08-08-2011, 07:27 PM
Enough talk about materials in a vacuum.

I have always wondered if there is an advantage to having a builder versed in many materials or a builder that has vast experience in just one?

I would assume a well balanced approach would provide a better understanding of the benefits of each and allow the builder to optimize his chosen material.

On the other hand it could be argued that time working with materials you know longer build with is time lost learning more about the chosen material.

Any thoughts?

Kontact
08-08-2011, 07:59 PM
My personal feeling was that a specialized builder is going to be at the highest level of technique, be it brazing torch, tig welder or vacuum bag.

However, I could see a multimaterial builder possibly learning something new from working with one material that they bring back to another - much like artists who work in different mediums do. But I think that might have more application between some materials than others.

If I was looking for a brazed frame or Tig'd Ti, I probably would be most attracted to specialist. Especially as I'm particularly concerned about Ti weld contamination. But that's mostly technique - Merlin did very well with bike guys doing the design and mitering with submarine hull welders doing the welds.

I don't consider Serotta, Seven or IF multimaterial builders - I imagine they have their material specialists. Strong would be a better example.

1centaur
08-08-2011, 08:55 PM
I definitely view Serotta as a multi-material builder, even if the hard-won knowledge is not equally held across the firm. Ben must be an expert at materials comparisons at this point. What he feels in the seat of his pants is an unknown, of course, as e-Richie's comment on his alu Gaulzetti being indistinguishable in ride from any of e-R's steel creations illuminates.

fogrider
08-08-2011, 11:34 PM
here's the thing, you've got a guy like John at Landshark building steel bikes for years and now only building with carbon. then you've got brent steelman that built with steel for many years, experimented with carbon but went back to steel exclusively.

I currently have two steel bikes, a ti, carbon, aluminum and a scandium bike...all great rides. it just depends on the build.

rwsaunders
08-08-2011, 11:55 PM
I don't consider Serotta, Seven or IF multimaterial builders - I imagine they have their material specialists. Strong would be a better example.

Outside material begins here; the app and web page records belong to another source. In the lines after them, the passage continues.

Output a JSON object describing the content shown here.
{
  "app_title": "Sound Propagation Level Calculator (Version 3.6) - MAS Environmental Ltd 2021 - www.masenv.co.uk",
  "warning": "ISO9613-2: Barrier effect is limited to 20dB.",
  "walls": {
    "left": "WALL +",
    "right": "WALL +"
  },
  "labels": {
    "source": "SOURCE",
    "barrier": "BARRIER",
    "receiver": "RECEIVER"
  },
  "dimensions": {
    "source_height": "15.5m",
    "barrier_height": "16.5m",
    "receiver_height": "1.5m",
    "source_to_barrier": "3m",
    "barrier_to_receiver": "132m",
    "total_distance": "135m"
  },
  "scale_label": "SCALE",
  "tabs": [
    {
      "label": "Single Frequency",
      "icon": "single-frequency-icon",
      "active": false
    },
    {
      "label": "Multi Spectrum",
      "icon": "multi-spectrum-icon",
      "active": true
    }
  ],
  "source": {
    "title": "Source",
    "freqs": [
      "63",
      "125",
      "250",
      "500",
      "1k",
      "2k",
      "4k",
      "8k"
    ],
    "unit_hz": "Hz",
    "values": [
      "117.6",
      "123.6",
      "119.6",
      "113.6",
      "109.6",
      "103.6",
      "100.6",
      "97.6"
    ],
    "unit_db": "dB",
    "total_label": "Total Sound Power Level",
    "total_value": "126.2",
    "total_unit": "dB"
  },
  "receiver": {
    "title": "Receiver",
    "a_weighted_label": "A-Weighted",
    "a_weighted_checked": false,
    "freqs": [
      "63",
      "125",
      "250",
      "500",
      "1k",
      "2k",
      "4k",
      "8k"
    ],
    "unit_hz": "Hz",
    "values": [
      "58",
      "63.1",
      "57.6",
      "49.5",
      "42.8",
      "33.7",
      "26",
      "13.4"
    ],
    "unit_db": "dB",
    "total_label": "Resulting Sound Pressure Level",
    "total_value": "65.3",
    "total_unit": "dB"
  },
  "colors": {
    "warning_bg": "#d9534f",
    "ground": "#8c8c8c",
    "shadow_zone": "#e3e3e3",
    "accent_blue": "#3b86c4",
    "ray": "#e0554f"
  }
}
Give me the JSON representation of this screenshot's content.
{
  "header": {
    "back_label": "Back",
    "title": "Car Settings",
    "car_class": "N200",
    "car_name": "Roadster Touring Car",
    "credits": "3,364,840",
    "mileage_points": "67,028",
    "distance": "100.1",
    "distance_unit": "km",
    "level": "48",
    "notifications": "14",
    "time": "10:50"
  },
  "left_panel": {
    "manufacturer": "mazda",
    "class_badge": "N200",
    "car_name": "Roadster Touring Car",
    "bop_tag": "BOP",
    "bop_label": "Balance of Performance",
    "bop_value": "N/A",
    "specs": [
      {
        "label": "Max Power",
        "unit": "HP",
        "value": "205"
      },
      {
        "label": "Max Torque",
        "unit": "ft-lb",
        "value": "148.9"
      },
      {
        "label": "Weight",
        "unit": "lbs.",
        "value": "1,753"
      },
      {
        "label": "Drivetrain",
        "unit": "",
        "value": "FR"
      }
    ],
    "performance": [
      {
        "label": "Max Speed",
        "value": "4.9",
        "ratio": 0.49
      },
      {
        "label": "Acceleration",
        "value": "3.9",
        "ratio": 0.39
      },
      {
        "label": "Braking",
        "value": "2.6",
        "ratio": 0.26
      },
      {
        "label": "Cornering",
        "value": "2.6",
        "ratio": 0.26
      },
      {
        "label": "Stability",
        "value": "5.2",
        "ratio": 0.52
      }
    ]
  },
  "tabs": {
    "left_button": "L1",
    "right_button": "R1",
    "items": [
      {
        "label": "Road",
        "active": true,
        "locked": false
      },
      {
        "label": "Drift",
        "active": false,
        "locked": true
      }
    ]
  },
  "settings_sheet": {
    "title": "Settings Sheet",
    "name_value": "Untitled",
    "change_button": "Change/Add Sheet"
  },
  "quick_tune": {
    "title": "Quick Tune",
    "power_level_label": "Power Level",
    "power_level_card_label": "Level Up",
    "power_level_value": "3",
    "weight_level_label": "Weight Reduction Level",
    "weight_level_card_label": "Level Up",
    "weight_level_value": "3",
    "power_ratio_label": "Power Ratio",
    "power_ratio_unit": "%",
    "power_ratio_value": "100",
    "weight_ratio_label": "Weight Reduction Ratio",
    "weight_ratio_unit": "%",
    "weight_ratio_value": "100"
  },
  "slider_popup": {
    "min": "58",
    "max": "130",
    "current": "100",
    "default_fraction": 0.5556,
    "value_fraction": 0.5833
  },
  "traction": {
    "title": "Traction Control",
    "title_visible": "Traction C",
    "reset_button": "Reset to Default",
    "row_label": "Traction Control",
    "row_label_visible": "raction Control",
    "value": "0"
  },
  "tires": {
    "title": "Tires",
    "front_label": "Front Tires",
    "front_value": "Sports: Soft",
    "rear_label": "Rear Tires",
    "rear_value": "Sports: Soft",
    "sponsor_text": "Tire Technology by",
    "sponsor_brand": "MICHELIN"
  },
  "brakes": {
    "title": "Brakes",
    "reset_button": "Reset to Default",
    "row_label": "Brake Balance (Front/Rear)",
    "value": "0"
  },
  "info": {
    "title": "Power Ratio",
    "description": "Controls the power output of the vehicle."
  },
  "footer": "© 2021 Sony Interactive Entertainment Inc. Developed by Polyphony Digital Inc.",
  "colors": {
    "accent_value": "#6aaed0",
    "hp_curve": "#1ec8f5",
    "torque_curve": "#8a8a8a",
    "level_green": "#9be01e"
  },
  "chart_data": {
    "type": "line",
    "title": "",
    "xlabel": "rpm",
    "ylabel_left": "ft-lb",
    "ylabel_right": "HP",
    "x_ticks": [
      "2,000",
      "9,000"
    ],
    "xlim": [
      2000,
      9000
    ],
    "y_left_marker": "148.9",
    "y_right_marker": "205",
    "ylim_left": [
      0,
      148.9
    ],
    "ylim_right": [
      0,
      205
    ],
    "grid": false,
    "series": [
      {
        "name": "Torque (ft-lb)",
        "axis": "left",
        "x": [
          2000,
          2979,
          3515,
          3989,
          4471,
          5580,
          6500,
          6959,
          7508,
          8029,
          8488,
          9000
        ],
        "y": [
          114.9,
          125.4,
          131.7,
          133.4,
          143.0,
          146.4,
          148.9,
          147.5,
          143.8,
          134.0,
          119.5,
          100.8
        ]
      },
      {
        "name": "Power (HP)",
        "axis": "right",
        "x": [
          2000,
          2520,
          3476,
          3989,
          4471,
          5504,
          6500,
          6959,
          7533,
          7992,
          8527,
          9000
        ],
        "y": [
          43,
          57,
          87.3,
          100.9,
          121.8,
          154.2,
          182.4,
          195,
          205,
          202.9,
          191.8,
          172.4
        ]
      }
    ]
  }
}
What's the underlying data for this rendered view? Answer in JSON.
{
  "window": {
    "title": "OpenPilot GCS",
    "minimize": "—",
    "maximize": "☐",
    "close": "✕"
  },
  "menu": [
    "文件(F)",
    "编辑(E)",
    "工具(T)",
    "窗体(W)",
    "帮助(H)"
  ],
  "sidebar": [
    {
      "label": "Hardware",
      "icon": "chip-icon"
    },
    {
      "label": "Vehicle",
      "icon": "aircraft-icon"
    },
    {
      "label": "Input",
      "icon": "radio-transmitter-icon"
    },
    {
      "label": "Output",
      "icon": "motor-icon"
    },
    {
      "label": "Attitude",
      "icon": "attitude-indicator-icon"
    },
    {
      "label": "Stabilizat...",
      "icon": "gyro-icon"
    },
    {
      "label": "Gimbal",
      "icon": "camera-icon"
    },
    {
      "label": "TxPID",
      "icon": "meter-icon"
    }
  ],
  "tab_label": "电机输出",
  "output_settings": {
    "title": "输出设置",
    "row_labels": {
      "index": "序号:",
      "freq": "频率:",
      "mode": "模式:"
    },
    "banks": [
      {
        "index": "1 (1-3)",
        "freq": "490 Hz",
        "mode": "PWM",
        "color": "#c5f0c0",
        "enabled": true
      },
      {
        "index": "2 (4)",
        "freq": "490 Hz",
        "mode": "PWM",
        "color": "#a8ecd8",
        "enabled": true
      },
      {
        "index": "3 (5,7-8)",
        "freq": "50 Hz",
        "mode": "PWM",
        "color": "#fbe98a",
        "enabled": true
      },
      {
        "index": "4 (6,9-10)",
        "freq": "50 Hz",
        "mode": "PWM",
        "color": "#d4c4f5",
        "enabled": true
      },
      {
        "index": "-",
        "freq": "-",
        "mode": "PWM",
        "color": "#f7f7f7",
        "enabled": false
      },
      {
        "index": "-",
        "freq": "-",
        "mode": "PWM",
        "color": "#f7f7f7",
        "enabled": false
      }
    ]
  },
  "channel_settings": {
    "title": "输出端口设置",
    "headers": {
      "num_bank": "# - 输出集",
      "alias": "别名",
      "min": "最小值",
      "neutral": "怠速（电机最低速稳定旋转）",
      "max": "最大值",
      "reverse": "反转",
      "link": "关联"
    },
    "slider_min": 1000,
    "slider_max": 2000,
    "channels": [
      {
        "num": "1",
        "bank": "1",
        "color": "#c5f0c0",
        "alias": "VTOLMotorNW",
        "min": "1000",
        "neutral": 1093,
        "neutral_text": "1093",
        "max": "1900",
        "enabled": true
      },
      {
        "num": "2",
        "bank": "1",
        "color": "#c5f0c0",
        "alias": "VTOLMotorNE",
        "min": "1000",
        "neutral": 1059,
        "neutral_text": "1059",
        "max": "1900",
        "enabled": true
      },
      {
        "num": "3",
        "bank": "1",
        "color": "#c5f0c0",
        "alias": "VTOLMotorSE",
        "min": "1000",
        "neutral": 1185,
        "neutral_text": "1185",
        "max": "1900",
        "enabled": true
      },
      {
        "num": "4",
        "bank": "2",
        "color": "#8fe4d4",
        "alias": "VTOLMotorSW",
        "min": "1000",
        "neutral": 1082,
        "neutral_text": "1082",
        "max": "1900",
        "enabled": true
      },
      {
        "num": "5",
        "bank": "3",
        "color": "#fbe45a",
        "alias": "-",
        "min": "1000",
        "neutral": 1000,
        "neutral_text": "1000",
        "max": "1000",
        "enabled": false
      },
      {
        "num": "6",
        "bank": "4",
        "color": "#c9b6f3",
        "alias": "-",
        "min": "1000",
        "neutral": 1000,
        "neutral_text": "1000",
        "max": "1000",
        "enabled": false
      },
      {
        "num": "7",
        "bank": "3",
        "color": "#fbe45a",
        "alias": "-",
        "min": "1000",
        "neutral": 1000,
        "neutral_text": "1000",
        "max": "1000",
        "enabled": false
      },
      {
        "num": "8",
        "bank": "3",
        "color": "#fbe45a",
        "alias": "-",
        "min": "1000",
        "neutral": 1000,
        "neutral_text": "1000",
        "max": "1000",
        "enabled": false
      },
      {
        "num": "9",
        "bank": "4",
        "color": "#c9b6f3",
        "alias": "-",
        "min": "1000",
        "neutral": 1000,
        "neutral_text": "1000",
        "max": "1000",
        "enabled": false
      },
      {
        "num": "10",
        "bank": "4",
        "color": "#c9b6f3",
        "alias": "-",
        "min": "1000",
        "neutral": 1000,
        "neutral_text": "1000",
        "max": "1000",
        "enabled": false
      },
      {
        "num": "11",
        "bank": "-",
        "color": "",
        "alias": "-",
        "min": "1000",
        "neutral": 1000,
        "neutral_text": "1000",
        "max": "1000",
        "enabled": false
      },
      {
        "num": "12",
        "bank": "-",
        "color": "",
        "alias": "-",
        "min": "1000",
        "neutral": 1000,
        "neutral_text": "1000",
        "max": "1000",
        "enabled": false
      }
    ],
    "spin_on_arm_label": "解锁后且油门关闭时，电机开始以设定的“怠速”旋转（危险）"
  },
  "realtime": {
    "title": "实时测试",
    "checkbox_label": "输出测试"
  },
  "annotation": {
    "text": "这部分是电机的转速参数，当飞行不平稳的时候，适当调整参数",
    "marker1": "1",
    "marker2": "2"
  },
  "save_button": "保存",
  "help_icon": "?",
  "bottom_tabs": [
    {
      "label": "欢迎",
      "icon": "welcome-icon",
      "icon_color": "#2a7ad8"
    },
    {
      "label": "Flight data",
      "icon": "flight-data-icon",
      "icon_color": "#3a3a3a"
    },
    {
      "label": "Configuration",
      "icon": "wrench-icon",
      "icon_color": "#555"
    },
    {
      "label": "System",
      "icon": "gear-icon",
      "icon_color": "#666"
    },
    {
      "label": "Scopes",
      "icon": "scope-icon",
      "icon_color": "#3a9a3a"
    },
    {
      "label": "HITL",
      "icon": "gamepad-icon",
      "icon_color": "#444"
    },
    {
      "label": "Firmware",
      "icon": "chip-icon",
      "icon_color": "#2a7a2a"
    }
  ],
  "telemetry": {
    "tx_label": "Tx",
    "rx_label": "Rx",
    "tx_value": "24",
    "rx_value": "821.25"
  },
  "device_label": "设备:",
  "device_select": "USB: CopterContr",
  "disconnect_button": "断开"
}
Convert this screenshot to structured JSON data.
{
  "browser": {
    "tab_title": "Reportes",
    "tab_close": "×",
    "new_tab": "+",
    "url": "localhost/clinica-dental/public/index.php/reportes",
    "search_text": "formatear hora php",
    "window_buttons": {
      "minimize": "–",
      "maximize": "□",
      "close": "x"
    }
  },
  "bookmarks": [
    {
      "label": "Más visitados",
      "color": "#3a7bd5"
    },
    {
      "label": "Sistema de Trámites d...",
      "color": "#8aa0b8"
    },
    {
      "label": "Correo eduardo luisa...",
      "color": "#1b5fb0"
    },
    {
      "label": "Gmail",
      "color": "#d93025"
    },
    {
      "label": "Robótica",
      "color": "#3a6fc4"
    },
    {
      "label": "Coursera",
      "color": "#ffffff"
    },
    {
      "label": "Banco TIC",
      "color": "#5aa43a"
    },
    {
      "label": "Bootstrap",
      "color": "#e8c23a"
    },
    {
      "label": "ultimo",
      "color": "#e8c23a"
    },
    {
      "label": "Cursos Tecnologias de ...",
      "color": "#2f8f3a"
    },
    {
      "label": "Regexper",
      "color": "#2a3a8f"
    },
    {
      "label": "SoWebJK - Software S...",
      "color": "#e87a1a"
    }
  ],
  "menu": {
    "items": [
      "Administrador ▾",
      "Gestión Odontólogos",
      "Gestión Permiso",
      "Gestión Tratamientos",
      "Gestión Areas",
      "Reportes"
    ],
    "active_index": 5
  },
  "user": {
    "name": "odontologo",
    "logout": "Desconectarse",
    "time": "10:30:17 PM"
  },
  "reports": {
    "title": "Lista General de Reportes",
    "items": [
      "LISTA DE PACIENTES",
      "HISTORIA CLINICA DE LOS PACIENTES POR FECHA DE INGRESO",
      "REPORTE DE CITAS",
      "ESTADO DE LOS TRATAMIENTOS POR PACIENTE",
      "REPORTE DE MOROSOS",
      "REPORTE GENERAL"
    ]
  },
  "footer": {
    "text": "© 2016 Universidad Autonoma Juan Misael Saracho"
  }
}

Yes they have their material specialists, but I don't understand how you can't consider these companies to be multi-material builders.

http://www.serotta.com/serotta-technology/r&d-focus.html

http://www.sevencycles.com

http://www.ifbikes.com/OurStory/OurPhilosophy.html